Campaigners against the £500m extension of the Glasgow M74 extension have been backed in calls for the scheme to be scrapped and money diverted to health.
Protesters donned gas masks outside Transport Scotland
A letter, signed by more than 20 health experts and local GPs, condemning the initiative was delivered to ministers.
The letter calls on the Scottish Executive to commit to transport plans that would improve rather than harm the health of the city.
The executive said the letter ignored the health benefits of the extension.
The M74 northern extension will create a six-lane elevated motorway.
A letter of objection was handed into the Glasgow headquarters of the executive's transport agency Transport Scotland.
A group of GPs and members of Friends of the Earth Scotland staged a peaceful protest outside the office.
Dr Peter Cawston, a GP at Drumchapel Health Centre, has signed the letter.
He said: "Some of the areas through which this motorway is to be built already have among the worst health in Western Europe.
The M74 completion will cover five miles across south Glasgow
"We desperately need a healthier environment for Glasgow's citizens.
"It makes no sense to spend more than the cost of the Scottish Parliament on five miles of motorway.
"Let's start by diverting this huge investment into public transport, cycle paths, traffic free zones and safe roads."
An inquiry into the scheme ran from December 2003 to March 2004.
On 24 March, 2005 the executive announced it had overturned the independent reporters' decision to recommend refusal for the M74 motorway.
Along with community representatives, Friends of the Earth is taking the executive to court over the decision.
A court date has been set for 27 June at the Court of Session in Edinburgh.
Friends of the Earth Scotland's Chief Executive Duncan McLaren said: "The M74 would be bad news for the health of many in Glasgow and bad news too for the environment.
"We welcome this intervention by some of the city's leading health experts and we hope that ministers will sit up and listen."
A spokesman for the executive said the letter ignored the health benefits of reduced congestion and reduced air pollution in Glasgow city centre as a result of the extension.
The new motorway was not expected to have "a detectable effect" on the health of local residents, he added.
"The M74 scheme will also bring a major boost for the area opening up the way for much needed regeneration with studies suggesting that more than 20,000 jobs could be attracted to the area," said the spokesman.
"This devolved government is committed to protecting the environment and improving Scotland's health by minimising emissions.
"That commitment is signalled by our spending 70% of our transport budget on public transport.
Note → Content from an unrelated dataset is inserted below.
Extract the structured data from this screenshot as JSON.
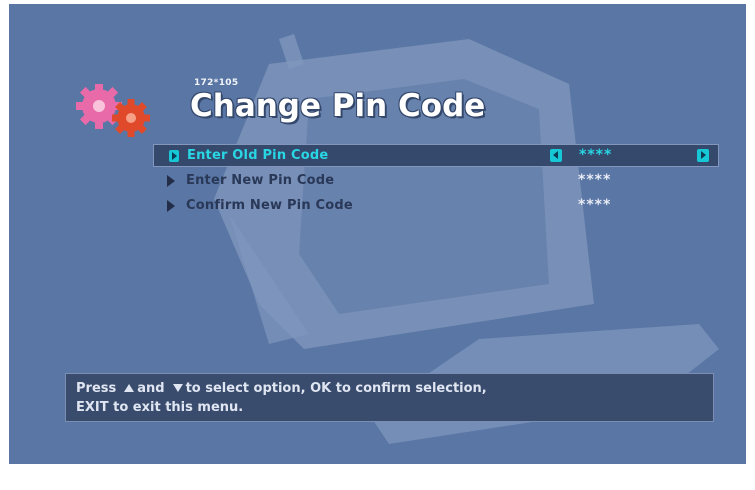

In addition, we are providing significant funding to local authorities for safer routes to schools, cycling and walking projects."